═════ EXERCISE MATERIALS ═════
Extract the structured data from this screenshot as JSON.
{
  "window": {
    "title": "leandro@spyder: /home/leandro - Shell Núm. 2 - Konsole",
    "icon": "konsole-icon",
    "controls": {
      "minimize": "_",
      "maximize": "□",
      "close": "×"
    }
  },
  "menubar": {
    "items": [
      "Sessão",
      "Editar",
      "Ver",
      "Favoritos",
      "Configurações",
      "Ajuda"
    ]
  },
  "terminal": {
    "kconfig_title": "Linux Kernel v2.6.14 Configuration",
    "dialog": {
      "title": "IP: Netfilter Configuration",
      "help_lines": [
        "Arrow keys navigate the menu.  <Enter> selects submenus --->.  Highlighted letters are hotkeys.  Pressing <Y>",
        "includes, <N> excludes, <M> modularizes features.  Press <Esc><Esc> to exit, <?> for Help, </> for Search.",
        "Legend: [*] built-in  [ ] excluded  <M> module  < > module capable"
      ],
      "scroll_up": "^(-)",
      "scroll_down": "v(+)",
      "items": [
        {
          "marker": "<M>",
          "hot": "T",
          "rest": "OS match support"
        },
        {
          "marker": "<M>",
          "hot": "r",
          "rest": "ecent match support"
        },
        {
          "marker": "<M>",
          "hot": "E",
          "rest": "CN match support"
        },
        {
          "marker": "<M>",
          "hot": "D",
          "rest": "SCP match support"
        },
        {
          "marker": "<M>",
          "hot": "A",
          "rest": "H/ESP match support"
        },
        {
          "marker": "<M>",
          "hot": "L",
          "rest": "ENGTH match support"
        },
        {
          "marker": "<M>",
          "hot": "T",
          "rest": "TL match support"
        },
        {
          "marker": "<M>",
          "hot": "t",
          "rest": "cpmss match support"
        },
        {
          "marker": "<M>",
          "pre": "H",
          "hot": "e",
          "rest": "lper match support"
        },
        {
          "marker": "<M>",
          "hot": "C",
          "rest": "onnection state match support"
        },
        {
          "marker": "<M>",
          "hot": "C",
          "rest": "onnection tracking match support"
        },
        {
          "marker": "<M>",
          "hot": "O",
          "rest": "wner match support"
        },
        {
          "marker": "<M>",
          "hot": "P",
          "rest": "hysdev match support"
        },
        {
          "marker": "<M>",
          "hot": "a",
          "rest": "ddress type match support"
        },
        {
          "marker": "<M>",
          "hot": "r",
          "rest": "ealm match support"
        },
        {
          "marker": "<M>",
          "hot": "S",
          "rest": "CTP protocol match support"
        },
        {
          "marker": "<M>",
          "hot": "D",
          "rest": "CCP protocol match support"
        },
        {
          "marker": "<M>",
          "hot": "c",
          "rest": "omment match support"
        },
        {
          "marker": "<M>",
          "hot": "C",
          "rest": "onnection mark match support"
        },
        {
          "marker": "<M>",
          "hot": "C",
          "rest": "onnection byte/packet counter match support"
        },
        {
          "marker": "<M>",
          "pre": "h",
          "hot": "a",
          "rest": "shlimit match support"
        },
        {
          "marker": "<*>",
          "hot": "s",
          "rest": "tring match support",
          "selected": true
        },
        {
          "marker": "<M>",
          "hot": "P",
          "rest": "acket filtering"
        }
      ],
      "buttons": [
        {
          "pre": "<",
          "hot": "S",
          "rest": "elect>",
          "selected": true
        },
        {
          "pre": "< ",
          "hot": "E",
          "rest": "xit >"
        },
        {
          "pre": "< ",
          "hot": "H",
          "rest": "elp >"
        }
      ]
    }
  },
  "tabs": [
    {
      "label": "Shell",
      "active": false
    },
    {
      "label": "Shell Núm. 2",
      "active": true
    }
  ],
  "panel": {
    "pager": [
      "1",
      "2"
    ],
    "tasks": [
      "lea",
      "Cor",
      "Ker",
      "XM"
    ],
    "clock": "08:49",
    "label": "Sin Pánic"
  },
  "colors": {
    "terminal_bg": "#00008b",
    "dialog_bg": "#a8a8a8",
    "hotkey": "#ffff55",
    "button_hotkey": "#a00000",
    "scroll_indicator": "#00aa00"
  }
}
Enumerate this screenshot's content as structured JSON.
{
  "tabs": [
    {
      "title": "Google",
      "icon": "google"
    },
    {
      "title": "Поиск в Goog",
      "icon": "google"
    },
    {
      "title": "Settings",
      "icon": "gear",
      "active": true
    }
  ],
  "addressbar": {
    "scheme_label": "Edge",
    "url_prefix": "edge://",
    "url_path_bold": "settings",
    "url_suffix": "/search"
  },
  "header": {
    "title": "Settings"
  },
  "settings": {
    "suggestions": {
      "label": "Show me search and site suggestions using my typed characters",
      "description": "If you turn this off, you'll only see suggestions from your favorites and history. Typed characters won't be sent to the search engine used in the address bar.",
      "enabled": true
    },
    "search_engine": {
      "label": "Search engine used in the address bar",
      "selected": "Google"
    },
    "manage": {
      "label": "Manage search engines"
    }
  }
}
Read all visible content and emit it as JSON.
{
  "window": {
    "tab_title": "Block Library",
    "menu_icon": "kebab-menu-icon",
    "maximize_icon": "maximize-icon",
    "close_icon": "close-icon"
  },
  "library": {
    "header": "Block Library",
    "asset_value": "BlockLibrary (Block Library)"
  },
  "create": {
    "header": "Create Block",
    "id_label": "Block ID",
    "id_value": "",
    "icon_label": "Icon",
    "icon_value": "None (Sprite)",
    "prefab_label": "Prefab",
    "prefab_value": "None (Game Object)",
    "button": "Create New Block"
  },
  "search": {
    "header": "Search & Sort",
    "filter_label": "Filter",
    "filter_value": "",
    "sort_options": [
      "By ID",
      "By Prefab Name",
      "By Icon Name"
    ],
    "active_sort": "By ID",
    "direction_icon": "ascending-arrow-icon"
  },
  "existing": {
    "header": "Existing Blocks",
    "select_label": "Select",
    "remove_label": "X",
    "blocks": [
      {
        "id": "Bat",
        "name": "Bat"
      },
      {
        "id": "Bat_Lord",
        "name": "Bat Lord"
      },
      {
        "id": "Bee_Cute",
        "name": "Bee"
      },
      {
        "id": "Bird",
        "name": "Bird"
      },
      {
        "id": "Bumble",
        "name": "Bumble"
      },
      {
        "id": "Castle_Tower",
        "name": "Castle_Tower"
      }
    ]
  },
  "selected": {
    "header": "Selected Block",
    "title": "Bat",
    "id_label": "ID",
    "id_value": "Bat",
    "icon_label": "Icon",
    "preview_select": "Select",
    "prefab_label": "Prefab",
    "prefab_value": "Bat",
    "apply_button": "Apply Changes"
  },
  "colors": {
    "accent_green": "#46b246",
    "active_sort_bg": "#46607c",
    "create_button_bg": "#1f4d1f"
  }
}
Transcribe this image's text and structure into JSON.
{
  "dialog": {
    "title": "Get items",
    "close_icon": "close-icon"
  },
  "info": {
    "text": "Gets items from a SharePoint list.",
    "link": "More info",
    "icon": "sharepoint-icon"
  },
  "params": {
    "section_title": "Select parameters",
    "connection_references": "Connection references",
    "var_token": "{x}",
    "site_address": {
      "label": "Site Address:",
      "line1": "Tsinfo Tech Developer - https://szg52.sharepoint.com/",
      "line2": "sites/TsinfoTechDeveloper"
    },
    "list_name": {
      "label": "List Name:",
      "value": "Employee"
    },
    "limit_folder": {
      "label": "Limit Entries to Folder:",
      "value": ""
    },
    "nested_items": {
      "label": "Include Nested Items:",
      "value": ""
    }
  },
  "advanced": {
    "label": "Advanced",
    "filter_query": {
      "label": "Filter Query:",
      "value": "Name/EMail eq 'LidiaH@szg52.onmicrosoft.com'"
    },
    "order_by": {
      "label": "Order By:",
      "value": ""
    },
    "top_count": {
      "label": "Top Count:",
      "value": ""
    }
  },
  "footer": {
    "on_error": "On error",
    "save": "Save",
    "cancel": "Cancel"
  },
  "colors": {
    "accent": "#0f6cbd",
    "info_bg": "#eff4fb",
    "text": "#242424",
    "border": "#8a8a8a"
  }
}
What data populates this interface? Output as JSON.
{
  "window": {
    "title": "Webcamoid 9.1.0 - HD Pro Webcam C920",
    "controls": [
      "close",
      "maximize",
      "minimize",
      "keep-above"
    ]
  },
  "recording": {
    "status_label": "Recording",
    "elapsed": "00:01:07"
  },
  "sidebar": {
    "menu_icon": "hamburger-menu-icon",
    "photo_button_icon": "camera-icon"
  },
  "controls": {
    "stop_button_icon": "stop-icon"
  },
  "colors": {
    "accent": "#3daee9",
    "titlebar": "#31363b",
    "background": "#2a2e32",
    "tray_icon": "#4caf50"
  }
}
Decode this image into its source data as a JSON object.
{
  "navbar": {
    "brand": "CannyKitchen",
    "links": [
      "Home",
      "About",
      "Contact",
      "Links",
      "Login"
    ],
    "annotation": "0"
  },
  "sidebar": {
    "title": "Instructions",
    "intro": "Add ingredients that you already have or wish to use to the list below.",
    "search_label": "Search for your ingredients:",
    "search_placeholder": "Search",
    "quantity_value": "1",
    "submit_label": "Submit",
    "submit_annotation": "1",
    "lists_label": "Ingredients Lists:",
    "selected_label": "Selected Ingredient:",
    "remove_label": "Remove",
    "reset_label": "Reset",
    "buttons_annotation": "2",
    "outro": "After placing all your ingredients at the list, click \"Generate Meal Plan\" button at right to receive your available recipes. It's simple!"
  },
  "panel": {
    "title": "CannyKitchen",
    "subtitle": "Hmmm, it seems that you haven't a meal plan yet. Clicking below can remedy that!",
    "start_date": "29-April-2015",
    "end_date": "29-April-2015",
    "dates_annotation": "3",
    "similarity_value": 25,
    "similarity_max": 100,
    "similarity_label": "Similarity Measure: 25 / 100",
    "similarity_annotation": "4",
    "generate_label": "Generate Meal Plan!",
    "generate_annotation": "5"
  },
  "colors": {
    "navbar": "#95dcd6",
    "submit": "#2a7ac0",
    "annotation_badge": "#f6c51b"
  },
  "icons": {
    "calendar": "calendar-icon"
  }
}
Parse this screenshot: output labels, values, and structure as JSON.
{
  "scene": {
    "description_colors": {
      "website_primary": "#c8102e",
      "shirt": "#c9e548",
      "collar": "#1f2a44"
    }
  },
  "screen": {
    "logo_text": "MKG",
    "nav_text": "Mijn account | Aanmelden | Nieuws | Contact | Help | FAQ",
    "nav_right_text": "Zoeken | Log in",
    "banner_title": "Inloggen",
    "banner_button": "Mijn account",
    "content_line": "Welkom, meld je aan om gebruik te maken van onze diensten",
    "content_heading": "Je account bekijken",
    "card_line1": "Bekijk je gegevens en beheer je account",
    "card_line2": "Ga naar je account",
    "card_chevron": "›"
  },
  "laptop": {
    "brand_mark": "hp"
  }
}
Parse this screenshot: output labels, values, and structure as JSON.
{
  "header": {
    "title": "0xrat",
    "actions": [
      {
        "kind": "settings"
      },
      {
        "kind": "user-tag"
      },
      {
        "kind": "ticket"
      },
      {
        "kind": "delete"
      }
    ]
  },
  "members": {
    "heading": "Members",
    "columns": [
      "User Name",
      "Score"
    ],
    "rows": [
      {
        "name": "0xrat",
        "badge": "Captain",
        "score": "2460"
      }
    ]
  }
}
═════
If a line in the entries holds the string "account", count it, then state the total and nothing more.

**RESPONSE:** 5